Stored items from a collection
*** Block opens ***
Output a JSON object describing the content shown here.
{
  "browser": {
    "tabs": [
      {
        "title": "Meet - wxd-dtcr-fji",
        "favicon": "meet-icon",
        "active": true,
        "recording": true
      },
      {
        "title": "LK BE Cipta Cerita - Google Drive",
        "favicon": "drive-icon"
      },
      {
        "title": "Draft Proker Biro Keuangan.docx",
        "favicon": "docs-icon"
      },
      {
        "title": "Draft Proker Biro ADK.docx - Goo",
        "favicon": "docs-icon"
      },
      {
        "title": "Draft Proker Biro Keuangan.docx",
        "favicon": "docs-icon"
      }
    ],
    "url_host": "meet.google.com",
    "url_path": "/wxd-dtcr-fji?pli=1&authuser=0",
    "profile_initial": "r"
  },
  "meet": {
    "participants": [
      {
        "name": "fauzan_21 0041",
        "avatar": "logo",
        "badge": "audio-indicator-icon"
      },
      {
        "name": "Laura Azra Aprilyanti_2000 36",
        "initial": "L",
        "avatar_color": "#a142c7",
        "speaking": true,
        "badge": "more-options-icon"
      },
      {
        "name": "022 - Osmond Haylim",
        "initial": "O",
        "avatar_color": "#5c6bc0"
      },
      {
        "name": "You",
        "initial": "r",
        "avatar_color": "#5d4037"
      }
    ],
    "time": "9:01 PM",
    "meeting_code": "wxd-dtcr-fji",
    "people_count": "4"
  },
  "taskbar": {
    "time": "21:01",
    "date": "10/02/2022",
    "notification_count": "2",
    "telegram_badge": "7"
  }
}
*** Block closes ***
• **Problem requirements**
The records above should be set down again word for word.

• **Written reply**
Output a JSON object describing the content shown here.
{
  "browser": {
    "tabs": [
      {
        "title": "Meet - wxd-dtcr-fji",
        "favicon": "meet-icon",
        "active": true,
        "recording": true
      },
      {
        "title": "LK BE Cipta Cerita - Google Drive",
        "favicon": "drive-icon"
      },
      {
        "title": "Draft Proker Biro Keuangan.docx",
        "favicon": "docs-icon"
      },
      {
        "title": "Draft Proker Biro ADK.docx - Goo",
        "favicon": "docs-icon"
      },
      {
        "title": "Draft Proker Biro Keuangan.docx",
        "favicon": "docs-icon"
      }
    ],
    "url_host": "meet.google.com",
    "url_path": "/wxd-dtcr-fji?pli=1&authuser=0",
    "profile_initial": "r"
  },
  "meet": {
    "participants": [
      {
        "name": "fauzan_21 0041",
        "avatar": "logo",
        "badge": "audio-indicator-icon"
      },
      {
        "name": "Laura Azra Aprilyanti_2000 36",
        "initial": "L",
        "avatar_color": "#a142c7",
        "speaking": true,
        "badge": "more-options-icon"
      },
      {
        "name": "022 - Osmond Haylim",
        "initial": "O",
        "avatar_color": "#5c6bc0"
      },
      {
        "name": "You",
        "initial": "r",
        "avatar_color": "#5d4037"
      }
    ],
    "time": "9:01 PM",
    "meeting_code": "wxd-dtcr-fji",
    "people_count": "4"
  },
  "taskbar": {
    "time": "21:01",
    "date": "10/02/2022",
    "notification_count": "2",
    "telegram_badge": "7"
  }
}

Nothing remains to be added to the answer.